▶ **REQUIRED WORK**: When the records are reproduced, each one must match exactly, and no picture may be kept.

▶ **SOURCE MATERIAL**:
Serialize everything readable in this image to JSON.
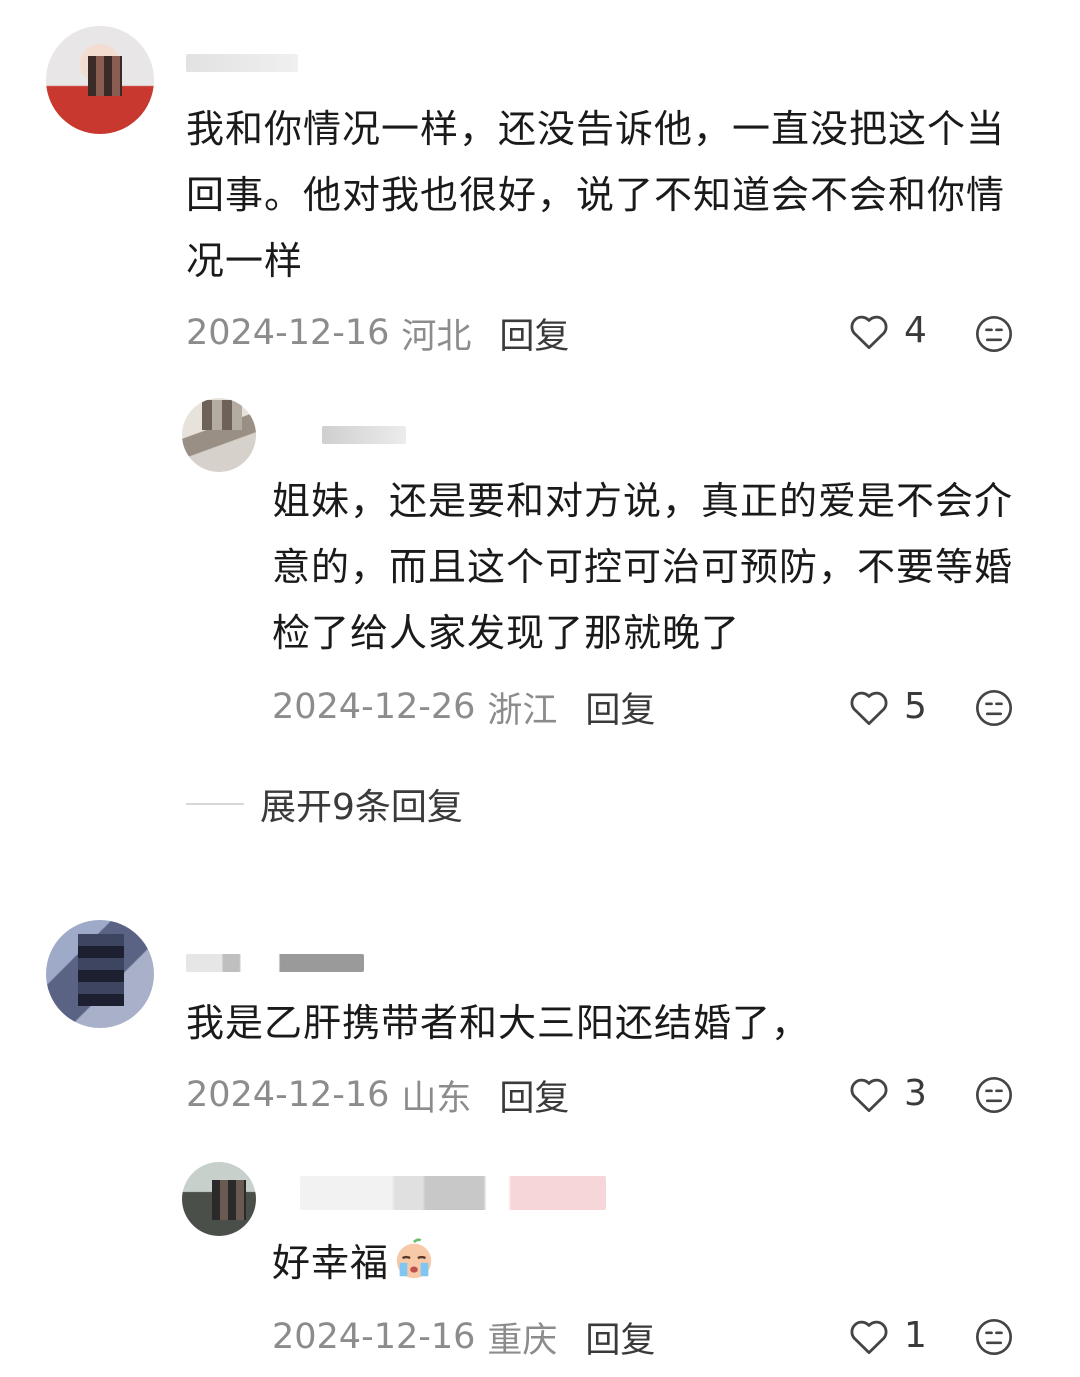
{
  "comments": [
    {
      "text": "我和你情况一样，还没告诉他，一直没把这个当回事。他对我也很好，说了不知道会不会和你情况一样",
      "date": "2024-12-16",
      "location": "河北",
      "reply_label": "回复",
      "likes": "4"
    },
    {
      "text": "姐妹，还是要和对方说，真正的爱是不会介意的，而且这个可控可治可预防，不要等婚检了给人家发现了那就晚了",
      "date": "2024-12-26",
      "location": "浙江",
      "reply_label": "回复",
      "likes": "5"
    },
    {
      "text": "我是乙肝携带者和大三阳还结婚了，",
      "date": "2024-12-16",
      "location": "山东",
      "reply_label": "回复",
      "likes": "3"
    },
    {
      "text": "好幸福",
      "date": "2024-12-16",
      "location": "重庆",
      "reply_label": "回复",
      "likes": "1"
    }
  ],
  "expand_replies": "展开9条回复",
  "icons": {
    "like": "heart-outline-icon",
    "dislike": "unhappy-face-icon",
    "emoji": "crying-emoji"
  }
}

▶ **SOLUTION FOR THIS TASK**:
Serialize everything readable in this image to JSON.
{
  "comments": [
    {
      "text": "我和你情况一样，还没告诉他，一直没把这个当回事。他对我也很好，说了不知道会不会和你情况一样",
      "date": "2024-12-16",
      "location": "河北",
      "reply_label": "回复",
      "likes": "4"
    },
    {
      "text": "姐妹，还是要和对方说，真正的爱是不会介意的，而且这个可控可治可预防，不要等婚检了给人家发现了那就晚了",
      "date": "2024-12-26",
      "location": "浙江",
      "reply_label": "回复",
      "likes": "5"
    },
    {
      "text": "我是乙肝携带者和大三阳还结婚了，",
      "date": "2024-12-16",
      "location": "山东",
      "reply_label": "回复",
      "likes": "3"
    },
    {
      "text": "好幸福",
      "date": "2024-12-16",
      "location": "重庆",
      "reply_label": "回复",
      "likes": "1"
    }
  ],
  "expand_replies": "展开9条回复",
  "icons": {
    "like": "heart-outline-icon",
    "dislike": "unhappy-face-icon",
    "emoji": "crying-emoji"
  }
}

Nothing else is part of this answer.